The old woman is beyond infirm. She's dying—her body is clearly and simply shutting down. She has problems with her foot, her eyes, her ears, her osteoporosis, her scoliosis. It took her 10 minutes to get from the restaurant into the car with her walker.
It takes her another dozen minutes with my help to get from the car to her front door. I take deep breaths and think of my mother, and what I'd want for her. The woman's wrists are too weak, so I need to work the locks and open the doors.
After a real effort, I'm able to get the front door open. I'm bombarded by the stale smell of decay. I notice that the door was difficult to open because it was blocked by a foot-high pile of junk mail. Everything's in disarray—there are stacks of documents, clothes, and dishes everywhere. Perspective hits.

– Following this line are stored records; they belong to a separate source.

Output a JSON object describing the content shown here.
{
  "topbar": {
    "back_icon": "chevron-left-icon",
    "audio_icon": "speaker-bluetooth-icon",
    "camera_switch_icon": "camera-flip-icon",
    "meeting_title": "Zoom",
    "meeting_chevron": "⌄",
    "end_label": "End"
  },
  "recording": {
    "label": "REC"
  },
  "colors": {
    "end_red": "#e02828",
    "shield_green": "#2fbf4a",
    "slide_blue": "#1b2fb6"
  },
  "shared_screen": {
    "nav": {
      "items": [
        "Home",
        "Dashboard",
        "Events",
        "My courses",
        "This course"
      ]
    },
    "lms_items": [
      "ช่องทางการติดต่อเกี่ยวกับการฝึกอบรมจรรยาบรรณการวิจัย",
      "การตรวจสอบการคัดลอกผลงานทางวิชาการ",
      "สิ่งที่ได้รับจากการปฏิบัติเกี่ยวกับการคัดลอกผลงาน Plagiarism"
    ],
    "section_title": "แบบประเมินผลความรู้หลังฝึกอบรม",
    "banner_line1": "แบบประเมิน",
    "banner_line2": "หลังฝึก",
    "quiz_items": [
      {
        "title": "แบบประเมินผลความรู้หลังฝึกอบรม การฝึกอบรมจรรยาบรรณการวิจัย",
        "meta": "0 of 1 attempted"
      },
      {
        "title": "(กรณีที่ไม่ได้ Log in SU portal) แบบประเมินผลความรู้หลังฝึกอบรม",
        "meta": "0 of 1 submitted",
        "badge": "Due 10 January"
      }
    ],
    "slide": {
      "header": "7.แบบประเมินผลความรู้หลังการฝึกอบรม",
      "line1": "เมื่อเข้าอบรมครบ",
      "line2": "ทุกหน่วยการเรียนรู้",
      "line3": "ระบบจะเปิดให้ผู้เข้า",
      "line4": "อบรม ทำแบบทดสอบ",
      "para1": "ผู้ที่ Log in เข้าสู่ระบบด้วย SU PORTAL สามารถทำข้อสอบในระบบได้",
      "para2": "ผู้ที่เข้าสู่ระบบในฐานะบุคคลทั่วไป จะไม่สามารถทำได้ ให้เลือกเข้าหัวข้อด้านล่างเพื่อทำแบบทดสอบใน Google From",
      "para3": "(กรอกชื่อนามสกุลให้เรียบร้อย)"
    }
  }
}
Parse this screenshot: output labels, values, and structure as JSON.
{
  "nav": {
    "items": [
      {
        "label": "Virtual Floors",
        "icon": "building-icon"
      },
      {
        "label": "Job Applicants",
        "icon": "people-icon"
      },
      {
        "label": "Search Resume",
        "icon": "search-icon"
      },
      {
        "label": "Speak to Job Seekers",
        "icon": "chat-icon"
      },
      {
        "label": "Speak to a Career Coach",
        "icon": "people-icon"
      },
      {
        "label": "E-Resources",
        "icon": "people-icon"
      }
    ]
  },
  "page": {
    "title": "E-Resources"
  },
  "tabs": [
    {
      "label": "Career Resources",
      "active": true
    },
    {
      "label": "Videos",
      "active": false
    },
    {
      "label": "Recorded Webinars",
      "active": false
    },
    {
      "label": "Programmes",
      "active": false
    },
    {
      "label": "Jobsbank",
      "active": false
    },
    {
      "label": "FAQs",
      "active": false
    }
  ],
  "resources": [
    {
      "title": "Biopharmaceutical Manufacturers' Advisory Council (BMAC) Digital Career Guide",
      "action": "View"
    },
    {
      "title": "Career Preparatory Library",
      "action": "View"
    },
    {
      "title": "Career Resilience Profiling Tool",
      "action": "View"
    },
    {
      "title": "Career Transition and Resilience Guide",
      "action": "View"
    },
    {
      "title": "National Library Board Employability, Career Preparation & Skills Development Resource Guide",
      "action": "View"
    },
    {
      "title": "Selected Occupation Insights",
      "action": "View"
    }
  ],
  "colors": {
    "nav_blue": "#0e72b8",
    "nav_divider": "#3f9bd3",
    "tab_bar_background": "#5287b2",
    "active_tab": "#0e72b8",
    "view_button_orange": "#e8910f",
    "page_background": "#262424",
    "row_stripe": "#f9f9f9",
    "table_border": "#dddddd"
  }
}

I help her in, and ask if she needs anything else. She says that she doesn't, so I get back in my car and book in.
I take deep breaths, and think about my mother.